He wants to apply for medicine at Kasturba Medical College in India and has been attending extra lessons after school.

"Just a week remains for the exams to begin and there is a lot of pressure," he said.

"In school, we try to have group study sessions. It's a good extra push and also eases the tension."

The high expectations result in competition between pupils that can take a toll on their health.

The Indian education system follows a percentage-based assessment in Grade 12, although the procedure for Grade 10 was changed two years ago to grades in an attempt to ease over-competitiveness.

Sharan said he did not prefer a grading system because it did not adequately reflect his hard work.

"It places achievers within categories of grades and does not particularly show how much more I have achieved than the rest of the group."

Svetlana, on the other hand, said she preferred the grade system because it reduces the stress.

"With percentages, every mark counts and pupils vying for the top positions are under great pressure."

Vignesh Krishnamurthy, a classmate of Sharan's, believes accepting the grading system would require cultural change.

"The grade system has worked in other countries," he said. "Our Indian system does not even consider extra-curricular activities during assessment, which is a downside," said the pupil, who has applied for mechanical engineering at 12 universities in the United States and Canada.

He said universities in both countries base their enrolment decisions on pupils' all-round development during school years. "Our system focuses heavily on academics and I had to do a lot on my own to boost my resume and develop my skills."
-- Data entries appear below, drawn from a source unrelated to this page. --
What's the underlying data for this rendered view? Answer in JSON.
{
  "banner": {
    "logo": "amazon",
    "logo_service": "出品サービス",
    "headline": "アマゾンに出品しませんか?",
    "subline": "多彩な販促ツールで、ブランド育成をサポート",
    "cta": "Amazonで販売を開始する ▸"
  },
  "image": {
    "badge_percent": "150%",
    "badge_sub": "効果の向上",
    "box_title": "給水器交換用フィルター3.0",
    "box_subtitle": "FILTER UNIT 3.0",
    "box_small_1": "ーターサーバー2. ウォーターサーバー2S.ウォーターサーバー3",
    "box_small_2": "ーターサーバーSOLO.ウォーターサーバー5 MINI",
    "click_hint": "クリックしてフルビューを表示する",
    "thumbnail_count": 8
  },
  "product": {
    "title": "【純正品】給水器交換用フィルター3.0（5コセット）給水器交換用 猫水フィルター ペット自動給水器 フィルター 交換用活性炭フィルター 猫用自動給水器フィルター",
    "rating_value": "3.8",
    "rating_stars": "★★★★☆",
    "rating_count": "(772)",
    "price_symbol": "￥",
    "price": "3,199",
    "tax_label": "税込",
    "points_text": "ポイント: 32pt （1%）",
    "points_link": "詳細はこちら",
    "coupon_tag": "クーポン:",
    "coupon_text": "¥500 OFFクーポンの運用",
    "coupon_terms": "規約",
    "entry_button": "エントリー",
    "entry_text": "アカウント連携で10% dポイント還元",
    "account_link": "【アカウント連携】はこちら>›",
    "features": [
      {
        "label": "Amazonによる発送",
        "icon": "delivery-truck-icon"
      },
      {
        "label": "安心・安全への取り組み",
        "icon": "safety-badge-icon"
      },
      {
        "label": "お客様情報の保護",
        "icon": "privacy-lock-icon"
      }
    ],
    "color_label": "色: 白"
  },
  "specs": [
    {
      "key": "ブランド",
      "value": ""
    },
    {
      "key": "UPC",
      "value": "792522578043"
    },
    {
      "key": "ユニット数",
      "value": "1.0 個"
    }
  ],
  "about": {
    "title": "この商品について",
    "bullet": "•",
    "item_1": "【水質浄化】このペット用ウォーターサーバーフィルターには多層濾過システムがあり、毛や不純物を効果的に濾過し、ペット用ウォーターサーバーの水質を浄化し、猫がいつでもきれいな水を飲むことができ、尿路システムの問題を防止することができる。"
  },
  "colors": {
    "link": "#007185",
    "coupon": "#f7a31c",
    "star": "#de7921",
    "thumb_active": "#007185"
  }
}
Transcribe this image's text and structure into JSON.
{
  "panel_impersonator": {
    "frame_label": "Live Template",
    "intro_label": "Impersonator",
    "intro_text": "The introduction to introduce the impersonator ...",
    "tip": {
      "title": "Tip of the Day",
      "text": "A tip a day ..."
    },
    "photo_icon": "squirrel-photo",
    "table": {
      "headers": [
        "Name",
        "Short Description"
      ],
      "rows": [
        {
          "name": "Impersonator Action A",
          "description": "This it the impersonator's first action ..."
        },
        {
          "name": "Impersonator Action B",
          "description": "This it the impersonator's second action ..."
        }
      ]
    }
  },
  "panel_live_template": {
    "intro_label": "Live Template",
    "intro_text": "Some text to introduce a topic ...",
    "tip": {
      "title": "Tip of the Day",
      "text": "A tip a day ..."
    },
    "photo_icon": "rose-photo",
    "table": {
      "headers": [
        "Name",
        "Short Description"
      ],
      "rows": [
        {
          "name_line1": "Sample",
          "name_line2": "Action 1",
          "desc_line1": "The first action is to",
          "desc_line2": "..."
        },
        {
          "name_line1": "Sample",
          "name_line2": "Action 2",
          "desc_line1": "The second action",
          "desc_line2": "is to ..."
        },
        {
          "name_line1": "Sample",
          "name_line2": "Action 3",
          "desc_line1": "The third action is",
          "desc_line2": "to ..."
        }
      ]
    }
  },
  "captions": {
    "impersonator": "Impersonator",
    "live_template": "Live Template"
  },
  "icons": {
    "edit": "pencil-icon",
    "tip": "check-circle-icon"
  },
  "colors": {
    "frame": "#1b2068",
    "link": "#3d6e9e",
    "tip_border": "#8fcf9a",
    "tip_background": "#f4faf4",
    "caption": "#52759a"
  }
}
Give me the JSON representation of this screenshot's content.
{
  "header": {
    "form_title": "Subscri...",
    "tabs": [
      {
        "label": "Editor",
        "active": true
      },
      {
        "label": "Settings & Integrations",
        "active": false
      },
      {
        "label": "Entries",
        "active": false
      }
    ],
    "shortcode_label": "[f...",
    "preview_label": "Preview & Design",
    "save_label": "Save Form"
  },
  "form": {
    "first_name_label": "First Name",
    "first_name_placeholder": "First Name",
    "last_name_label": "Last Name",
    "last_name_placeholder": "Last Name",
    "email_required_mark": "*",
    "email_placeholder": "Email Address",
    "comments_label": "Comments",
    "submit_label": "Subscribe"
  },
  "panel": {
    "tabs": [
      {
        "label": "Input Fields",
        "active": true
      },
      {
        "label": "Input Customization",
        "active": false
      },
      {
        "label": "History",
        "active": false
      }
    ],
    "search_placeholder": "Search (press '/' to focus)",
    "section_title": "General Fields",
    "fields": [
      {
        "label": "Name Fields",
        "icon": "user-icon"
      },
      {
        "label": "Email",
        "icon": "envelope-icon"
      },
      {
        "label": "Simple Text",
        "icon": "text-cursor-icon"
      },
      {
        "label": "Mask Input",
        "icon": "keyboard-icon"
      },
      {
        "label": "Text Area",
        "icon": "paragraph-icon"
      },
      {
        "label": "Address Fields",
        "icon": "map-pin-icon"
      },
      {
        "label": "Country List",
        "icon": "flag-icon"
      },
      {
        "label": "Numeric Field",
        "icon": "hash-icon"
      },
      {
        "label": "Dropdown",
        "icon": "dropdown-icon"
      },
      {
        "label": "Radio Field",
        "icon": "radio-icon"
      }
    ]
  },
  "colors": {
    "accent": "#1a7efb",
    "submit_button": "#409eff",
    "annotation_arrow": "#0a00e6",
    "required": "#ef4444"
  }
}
School heads said parents, too, needed to be educated against pushing their children in an unhealthy way.

Dr Mohammed Aslam Khan, principal of the New Indian Model School in Dubai, said most parents still prefer end-of-year exams with clear marks.

"They want a paper and pencil test where they can see the marks and compare them to others," he said.

He added that it would take time and effort to convince them of the merits of the new method. "We have to make them understand that it is not exams alone that assess a child's ability: it needs to be a comprehensive method that allows us to determine and develop their strengths and skills."